The NCHSAA is seeking feedback from member schools regarding the realignment procedure and the future of conferences.

The NCHSAA is seeking feedback from member schools regarding the realignment procedure and the future of conferences.

The N.C. High School Athletic Association will undergo significant revisions to its realignment process in the coming two years. The association is seeking feedback from member schools regarding the future changes.

The previous year, the members made the decision to change the bylaws, mandating that the NCHSAA have four divisions. According to the updated bylaws, the divisions cannot exceed 64 schools. In December, the NCHSAA Board of Directors chose to increase the number of divisions to eight, starting in the 2025-2026 academic year.

On Monday, the NCHSAA sent out surveys to all schools that are members, requesting their opinions on possible realignment strategies that use eight categories. The NCHSAA Bylaw Task Force Committee has been examining different models as the organization plans to progress with eight classifications.

Three options were presented for member schools to consider. The first option consisted of eight classes, each with either 54 or 55 schools. In the second option, 8A had the largest 32 schools while the other seven classes were divided equally. The third option placed the 32 smallest schools in 1A and evenly divided the remaining classes.

Besides the eight classification models, the NCHSAA inquired about schools’ preferred method for determining conferences in the upcoming realignment.

There were two choices for schools when it came to preferences: either attending conferences with schools of similar size and classification, which may require more travel during the regular season, or attending conferences with multiple classifications that are closer in distance.

The NCHSAA mentioned that the range of school sizes within each classification will be narrower, with a maximum of 64 schools in each class, instead of the current four classifications.

In addition, schools were inquired about their preference for realigning every two years instead of every four years.

In January of 2020, schools were given the opportunity to vote on a proposed amendment to the bylaws that would have altered the frequency of the realignment procedure.

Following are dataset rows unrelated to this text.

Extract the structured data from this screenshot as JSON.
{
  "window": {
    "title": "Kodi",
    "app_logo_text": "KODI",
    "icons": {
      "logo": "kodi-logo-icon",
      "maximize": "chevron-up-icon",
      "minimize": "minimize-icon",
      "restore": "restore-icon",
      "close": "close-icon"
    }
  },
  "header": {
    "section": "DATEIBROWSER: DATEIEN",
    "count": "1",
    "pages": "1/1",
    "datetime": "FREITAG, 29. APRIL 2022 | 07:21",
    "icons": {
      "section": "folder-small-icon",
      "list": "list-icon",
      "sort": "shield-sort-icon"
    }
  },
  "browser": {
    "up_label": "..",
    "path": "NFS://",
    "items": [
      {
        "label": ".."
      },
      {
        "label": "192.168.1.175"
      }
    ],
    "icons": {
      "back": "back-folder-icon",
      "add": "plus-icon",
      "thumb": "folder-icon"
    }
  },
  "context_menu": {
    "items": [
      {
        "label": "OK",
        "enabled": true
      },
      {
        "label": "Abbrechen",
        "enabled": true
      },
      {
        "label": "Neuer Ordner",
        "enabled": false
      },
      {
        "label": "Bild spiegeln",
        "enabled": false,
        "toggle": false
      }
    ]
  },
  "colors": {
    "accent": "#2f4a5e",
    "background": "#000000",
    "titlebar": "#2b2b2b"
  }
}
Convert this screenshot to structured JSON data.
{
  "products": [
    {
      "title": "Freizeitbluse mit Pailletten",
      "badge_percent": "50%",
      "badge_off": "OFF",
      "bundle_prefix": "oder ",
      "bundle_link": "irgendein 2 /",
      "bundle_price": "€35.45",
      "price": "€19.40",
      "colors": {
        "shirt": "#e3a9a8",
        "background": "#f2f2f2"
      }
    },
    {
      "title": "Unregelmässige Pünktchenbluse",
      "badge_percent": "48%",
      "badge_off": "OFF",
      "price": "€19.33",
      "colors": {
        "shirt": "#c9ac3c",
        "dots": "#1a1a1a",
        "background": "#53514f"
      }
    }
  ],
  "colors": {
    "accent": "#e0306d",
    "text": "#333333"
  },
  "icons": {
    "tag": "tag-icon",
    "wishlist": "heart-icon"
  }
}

However, this amendment did not pass. The suggested change was to realign every two years, instead of every four years, which could potentially avoid schools with significant shifts in enrollment numbers from being confined to a specific classification.

The NCHSAA states that schools must complete the electronic survey by 4 p.m. on Feb. 13.